This is very sad coming from a former unionized employee of Canadian; this is very sad coming from a member of the New Democratic Party that is supposed to be a progressive party. I am very surprised that the NDP would do such a thing. But when the time comes to save Canada, I would like our fellow citizens who are listening to us in Quebec to remember that the NDP is a federalist party just as the Liberals, the Reform and the Conservatives are. They all sing from the same song sheet when it comes to standing up for this great and beautiful Canada they refer to all the time.

On June 22, 1990, someone said in the Quebec National Assembly: “No matter what one says or does, Quebec is today and forever a distinct society, free and able to take its own destiny and development into its own hands.”

This person was the former Liberal Premier Robert Bourassa, a federalist, the day after the failure of the Meech Lake Accord.

Also, a group of individuals said: “The people of Quebec may not be deprived of the responsibility to decide their own future.” This is what the Assemblée des évêques du Québec said on February 22, 1995.

Somebody else said: “It is imperative that Quebec be allowed to retain full authority over decisions regarding its future within the framework of Quebec democratic institutions.” This statement was made by the Conservative senator Jean-Claude Rivest, a former political advisor to Premier Bourassa.

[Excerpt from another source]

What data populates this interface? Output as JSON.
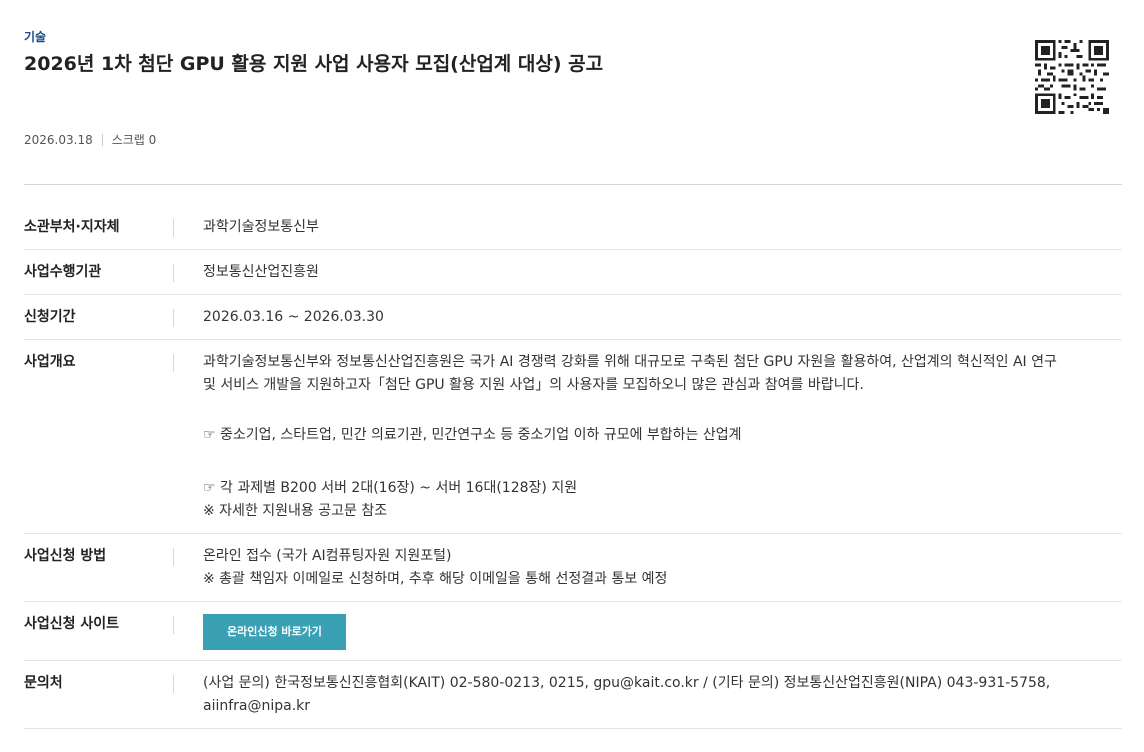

I would like to read one more quote. Somebody mentioned: “One thing is certain, from now on the future of Quebec will no longer be decided in—”

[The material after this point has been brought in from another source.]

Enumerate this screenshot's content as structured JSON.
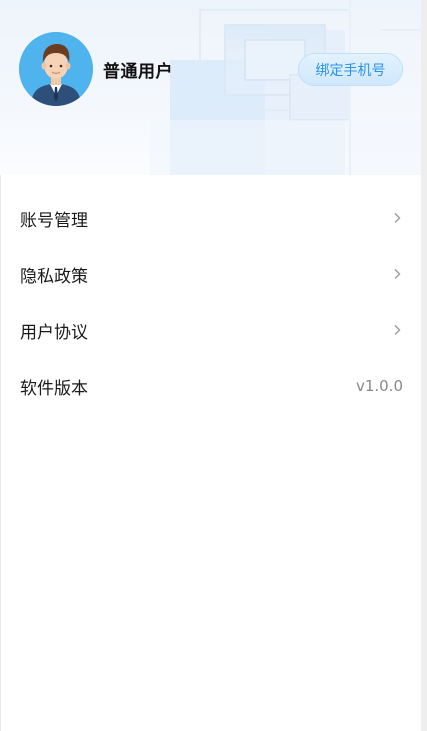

Committees Of The House
Routine Proceedings

3:45 p.m.

Reform

John Williams St. Albert, AB

Mr. Speaker, I rise on a point of order. I have been listening attentively to the speech by the Bloc member who seems to have lost his train of thought and is now on to bishops and democracy and so on. We are talking about the transport committee's report. I would hope that he would not hijack that report, the ability to talk about the report and the livelihoods of many people when he gets off on tangents.

Mr. Speaker, I am asking that you question the member on the relevance of his speech regarding the transport committee.

Committees Of The House
Routine Proceedings

3:45 p.m.

The Deputy Speaker

The hon. member for St. Albert is perfectly right. The hon. member for Beauport—Montmorency—Côte-de-Beaupré—Île-d'Orléans moved a motion for concurrence in the report of the Standing Committee on Transport. I know that this is what he wishes to talk about and that his comments will deal with the report.

Committees Of The House
Routine Proceedings

3:45 p.m.

Bloc

Michel Guimond Beauport—Montmorency—Orléans, QC

Mr. Speaker, as to the point of order raised by the Reform member for St. Albert, with whom I sat on the Standing Committee on Public Accounts when I was chair and he was vice-chair of the committee, I want to say that he acted as the watchdog of democracy.

I must say I find it very sad that he is trying to distract me while I am speaking, as I am doing the best I can. I am only a backbencher with qualities and shortcomings, and more shortcomings than qualities, in fact—

Committees Of The House
Routine Proceedings

3:45 p.m.

Bloc

René Canuel Matapédia—Matane, QC

It is not true. You belittle yourself.

Committees Of The House
Routine Proceedings

3:45 p.m.

Reform

John Williams St. Albert, AB

Mr. Speaker, I rise on a point of order. Again, I have been listening attentively to the speech of the member from the Bloc. He talked about my defending democracy. In my role as the chairman of the Standing Committee on Public Accounts I have done that and I continue to do so in this House. I wonder why he is challenging my performance here in the House regarding defending democracy because we all have rights and freedoms to speak in this House. But I thought we were talking about transport. I want to hear about transport. I want to hear about how we are going to save jobs for Canadians.

Committees Of The House
Routine Proceedings

3:45 p.m.

The Deputy Speaker

I think we have had the point here but the matter is not one that the Chair can easily resolve. I am urging the member who has the floor to deal with the issue of the transport committee's report and to perhaps stick to that subject since he has proposed the motion for concurrence in that report. I know hon. members will want to hear his views on the report and his reasons for proposing this motion.